I love organizational leadership. I especially love leading healthy organizations. I have been in both environments…healthy and non-healthy. I prefer healthy.
If truth be told, I’ve probably been the leader in both extremes. Along the way, I’ve observed a few things which can be the enemy of organizational health.
Here are 7 enemies of organizational health:
Shortcuts – There are no shortcuts to creating a healthy organization. Success is not earned through a simple, easy-to-follow formula. It takes hard work, diligence and longevity.
Satisfaction – Resting on past success is a disruption to future organizational growth, which ultimately impacts organizational health. When the organization gets too comfortable, boredom, complacency and indifference becomes more common.
Selfishness – Organizational health requires a healthy team environment. There’s no place for selfishness in that equation. When everyone is looking out for themselves instead of the interest of the entire organization, the health is quickly in jeopardy.
Sinfulness – This one is added for those who feel every post mus be spiritual. (Just kidding.) Seriously, healthy organizations are not perfect, but whether it’s gossip or adultery that ravages through the integrity of the organization, when moral corruption enters the mix, the health of the organization will soon suffer.
Sluggishness – Change is an important part of organizational health. In a world that’s changing rapidly, organizations must act quickly to adapt to change when needed. Some things never change, such as vision and values, but the activities to reach them must be fluid enough to adjust with swiftness and efficiency.
Stubbornness – Let me be clear. There are some things to be stubborn about, again, such as vision and values. When the organization or it’s leaders are stubborn about having things “their way”, however, or resistant to adopt new ways of accomplishing the same vision, the health of the organization will suffer. Most people struggle to follow stubborn leadership, especially when it’s protecting self-interest rather than organizational interests.
Structure – Okay, I’ll probably get in trouble for this one, even in the organization I lead, but it’s true. As much as we need structure, and even though I’m working to add structure to our organization, structure can get in the way of an organization being healthy.

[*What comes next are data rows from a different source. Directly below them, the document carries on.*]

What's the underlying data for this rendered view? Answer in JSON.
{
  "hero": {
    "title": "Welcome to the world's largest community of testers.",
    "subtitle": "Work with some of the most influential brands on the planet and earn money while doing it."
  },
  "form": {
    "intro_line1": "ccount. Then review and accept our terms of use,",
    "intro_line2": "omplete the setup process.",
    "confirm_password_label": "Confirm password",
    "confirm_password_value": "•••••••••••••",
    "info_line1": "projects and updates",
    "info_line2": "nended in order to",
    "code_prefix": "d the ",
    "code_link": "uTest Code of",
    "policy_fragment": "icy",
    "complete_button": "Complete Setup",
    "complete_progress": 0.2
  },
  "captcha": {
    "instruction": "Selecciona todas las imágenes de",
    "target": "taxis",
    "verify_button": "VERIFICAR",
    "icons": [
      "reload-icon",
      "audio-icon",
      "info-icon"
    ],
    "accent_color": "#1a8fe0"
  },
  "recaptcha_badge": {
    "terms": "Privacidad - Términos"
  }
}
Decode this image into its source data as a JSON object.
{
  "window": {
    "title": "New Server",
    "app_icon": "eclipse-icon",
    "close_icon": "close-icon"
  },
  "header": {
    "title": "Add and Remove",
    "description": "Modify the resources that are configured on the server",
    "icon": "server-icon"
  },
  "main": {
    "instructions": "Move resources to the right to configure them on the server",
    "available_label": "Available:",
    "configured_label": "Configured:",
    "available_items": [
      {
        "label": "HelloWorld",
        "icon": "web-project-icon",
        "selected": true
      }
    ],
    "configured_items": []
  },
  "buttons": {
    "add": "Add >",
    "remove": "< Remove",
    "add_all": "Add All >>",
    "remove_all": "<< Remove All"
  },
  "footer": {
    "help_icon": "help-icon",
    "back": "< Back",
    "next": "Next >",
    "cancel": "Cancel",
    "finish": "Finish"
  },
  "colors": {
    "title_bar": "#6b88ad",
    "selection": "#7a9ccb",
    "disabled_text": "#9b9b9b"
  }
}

When people feel they are being controlled, progress is minimized and the growth and health of the organization stalls.
What would you add to my list?